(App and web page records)
• • • •

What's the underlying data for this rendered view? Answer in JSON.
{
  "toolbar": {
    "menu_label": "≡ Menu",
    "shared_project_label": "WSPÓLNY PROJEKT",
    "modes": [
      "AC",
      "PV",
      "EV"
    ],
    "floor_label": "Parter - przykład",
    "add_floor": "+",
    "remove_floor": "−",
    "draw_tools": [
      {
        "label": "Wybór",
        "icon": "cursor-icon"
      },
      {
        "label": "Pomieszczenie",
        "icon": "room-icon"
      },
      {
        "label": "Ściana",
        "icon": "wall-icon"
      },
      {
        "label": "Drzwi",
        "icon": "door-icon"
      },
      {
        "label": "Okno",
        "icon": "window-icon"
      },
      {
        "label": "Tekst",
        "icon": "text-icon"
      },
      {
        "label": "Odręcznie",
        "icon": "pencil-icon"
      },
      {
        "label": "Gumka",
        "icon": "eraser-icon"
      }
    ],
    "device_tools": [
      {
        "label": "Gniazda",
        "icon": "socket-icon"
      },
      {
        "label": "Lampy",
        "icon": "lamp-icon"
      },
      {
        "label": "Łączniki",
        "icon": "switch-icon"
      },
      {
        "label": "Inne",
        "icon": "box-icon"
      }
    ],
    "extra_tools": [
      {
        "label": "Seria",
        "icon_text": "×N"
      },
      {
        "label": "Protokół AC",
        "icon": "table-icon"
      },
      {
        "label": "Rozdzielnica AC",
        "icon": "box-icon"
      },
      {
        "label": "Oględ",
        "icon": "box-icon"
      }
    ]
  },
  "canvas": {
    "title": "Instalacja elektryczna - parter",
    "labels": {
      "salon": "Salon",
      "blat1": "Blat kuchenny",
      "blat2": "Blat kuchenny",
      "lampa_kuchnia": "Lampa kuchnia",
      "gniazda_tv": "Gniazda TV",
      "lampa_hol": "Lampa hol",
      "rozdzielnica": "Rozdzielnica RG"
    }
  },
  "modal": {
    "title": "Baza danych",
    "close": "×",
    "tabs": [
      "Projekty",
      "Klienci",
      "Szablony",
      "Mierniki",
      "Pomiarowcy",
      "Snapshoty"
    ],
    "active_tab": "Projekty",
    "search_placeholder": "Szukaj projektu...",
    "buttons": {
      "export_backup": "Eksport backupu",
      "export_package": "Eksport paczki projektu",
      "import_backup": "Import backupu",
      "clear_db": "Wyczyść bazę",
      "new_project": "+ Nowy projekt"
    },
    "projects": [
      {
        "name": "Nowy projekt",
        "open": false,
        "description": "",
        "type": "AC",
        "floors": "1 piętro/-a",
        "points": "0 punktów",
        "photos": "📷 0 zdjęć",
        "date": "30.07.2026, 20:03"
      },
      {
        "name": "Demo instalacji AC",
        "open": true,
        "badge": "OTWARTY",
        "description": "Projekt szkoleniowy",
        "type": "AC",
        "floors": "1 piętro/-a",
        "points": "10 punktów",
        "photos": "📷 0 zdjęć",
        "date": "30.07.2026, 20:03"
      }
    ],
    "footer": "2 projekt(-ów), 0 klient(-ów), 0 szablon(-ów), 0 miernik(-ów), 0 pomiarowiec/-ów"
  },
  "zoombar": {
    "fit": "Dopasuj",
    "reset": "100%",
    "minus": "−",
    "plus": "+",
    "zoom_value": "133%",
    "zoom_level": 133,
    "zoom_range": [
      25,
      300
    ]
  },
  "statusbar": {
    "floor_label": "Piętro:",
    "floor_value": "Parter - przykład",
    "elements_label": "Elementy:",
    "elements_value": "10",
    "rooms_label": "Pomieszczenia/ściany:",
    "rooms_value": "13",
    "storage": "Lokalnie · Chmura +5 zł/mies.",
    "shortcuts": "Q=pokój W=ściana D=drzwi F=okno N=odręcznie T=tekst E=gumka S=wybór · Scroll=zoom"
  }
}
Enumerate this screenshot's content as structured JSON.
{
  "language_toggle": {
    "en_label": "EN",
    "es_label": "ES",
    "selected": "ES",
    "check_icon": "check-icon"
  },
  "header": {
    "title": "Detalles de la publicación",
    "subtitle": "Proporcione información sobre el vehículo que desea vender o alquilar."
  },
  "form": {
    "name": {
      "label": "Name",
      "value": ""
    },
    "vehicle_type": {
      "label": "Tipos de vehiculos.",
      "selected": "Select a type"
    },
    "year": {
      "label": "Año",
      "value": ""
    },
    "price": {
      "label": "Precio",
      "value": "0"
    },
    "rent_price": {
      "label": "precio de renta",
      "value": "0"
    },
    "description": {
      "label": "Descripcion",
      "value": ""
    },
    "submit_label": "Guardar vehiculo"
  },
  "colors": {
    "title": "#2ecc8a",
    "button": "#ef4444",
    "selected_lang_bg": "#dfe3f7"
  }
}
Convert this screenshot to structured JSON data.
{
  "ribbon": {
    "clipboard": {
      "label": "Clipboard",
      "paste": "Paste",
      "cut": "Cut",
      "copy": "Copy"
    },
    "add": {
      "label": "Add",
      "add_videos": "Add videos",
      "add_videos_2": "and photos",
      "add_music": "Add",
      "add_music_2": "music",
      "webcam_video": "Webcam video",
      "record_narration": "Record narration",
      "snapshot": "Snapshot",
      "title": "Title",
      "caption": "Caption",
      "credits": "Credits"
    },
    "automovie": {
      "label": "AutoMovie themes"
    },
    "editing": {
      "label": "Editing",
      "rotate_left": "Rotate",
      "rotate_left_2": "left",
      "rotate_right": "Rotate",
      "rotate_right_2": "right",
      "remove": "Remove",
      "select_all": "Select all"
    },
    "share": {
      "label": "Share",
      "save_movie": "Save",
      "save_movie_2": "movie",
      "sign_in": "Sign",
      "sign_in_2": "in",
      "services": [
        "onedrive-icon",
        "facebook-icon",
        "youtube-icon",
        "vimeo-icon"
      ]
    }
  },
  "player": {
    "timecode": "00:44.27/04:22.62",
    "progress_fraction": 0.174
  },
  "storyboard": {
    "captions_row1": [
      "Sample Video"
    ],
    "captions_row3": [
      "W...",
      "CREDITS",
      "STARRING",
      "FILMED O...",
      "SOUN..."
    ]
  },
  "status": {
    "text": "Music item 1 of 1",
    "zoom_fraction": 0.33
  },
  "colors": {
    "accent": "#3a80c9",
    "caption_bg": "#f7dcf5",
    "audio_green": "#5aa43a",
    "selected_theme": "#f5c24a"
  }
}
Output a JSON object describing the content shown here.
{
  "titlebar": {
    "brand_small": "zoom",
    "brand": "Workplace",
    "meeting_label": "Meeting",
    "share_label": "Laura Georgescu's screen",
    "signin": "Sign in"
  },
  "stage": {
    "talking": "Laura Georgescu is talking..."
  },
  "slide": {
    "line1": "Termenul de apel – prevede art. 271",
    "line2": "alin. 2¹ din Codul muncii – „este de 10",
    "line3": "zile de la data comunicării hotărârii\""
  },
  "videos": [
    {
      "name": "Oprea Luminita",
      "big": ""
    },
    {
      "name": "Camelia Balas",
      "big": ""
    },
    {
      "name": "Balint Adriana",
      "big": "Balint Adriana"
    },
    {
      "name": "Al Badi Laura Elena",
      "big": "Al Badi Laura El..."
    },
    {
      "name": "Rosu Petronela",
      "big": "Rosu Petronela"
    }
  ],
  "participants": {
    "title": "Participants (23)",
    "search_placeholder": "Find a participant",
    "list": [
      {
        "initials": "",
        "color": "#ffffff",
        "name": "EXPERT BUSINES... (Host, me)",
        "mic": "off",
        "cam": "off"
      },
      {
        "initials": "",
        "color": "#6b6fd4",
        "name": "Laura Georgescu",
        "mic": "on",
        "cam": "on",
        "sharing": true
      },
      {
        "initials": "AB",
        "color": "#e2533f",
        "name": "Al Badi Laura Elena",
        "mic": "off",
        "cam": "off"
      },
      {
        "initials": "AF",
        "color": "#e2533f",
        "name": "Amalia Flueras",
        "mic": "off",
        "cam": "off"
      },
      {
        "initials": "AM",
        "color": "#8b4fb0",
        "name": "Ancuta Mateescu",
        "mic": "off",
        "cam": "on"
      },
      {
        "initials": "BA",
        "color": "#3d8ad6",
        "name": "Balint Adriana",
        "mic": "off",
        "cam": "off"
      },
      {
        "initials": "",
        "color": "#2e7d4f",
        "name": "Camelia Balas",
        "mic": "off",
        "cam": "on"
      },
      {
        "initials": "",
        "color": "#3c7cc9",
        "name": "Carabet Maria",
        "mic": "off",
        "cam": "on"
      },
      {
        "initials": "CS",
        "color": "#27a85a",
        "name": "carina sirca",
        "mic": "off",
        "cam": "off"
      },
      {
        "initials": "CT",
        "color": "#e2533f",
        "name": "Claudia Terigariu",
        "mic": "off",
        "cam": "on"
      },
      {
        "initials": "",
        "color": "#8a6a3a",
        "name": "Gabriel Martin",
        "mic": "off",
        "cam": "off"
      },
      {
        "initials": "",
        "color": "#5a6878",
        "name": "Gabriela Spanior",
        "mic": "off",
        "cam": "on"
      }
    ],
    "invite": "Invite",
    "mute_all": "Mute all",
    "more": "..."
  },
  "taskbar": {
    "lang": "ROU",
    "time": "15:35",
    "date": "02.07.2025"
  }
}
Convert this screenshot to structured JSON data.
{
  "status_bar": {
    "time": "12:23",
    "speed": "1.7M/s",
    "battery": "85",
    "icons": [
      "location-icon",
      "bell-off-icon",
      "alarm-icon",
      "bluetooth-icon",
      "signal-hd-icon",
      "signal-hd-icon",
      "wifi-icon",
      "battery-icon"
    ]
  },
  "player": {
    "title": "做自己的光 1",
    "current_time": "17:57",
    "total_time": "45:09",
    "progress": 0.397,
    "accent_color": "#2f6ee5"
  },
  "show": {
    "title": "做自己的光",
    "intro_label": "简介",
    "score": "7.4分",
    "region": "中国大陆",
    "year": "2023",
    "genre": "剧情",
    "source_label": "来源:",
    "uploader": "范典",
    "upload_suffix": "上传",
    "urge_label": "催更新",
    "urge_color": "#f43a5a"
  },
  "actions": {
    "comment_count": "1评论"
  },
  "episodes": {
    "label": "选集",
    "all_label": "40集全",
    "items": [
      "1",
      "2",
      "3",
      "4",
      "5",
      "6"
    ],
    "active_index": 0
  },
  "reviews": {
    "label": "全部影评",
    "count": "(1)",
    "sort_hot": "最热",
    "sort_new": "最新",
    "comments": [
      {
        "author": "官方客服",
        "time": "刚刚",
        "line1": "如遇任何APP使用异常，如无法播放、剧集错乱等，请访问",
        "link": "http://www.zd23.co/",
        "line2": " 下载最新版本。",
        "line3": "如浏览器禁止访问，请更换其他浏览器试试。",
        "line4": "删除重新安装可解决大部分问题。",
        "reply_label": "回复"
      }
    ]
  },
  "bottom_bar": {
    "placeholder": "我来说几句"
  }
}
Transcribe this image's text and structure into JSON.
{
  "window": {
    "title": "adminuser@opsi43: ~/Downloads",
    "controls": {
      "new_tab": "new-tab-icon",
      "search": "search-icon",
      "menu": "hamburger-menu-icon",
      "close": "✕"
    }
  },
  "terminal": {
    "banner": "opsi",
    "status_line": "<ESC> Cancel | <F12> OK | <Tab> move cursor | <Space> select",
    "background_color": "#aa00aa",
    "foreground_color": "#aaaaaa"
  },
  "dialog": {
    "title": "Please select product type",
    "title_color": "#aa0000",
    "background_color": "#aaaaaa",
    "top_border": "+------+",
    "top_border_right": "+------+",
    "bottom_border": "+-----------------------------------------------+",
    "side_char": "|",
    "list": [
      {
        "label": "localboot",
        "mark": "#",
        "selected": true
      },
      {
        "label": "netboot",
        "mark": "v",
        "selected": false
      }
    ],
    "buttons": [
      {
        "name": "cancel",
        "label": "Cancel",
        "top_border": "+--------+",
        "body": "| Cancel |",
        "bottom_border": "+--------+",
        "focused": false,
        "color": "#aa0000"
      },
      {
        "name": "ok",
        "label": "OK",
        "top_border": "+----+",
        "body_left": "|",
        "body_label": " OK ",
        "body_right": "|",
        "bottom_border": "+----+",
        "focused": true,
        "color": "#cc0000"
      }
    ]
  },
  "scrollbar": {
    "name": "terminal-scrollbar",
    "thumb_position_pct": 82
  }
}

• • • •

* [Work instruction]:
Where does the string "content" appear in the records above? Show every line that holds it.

* [Solution]:
Enumerate this screenshot's content as structured JSON.
Output a JSON object describing the content shown here.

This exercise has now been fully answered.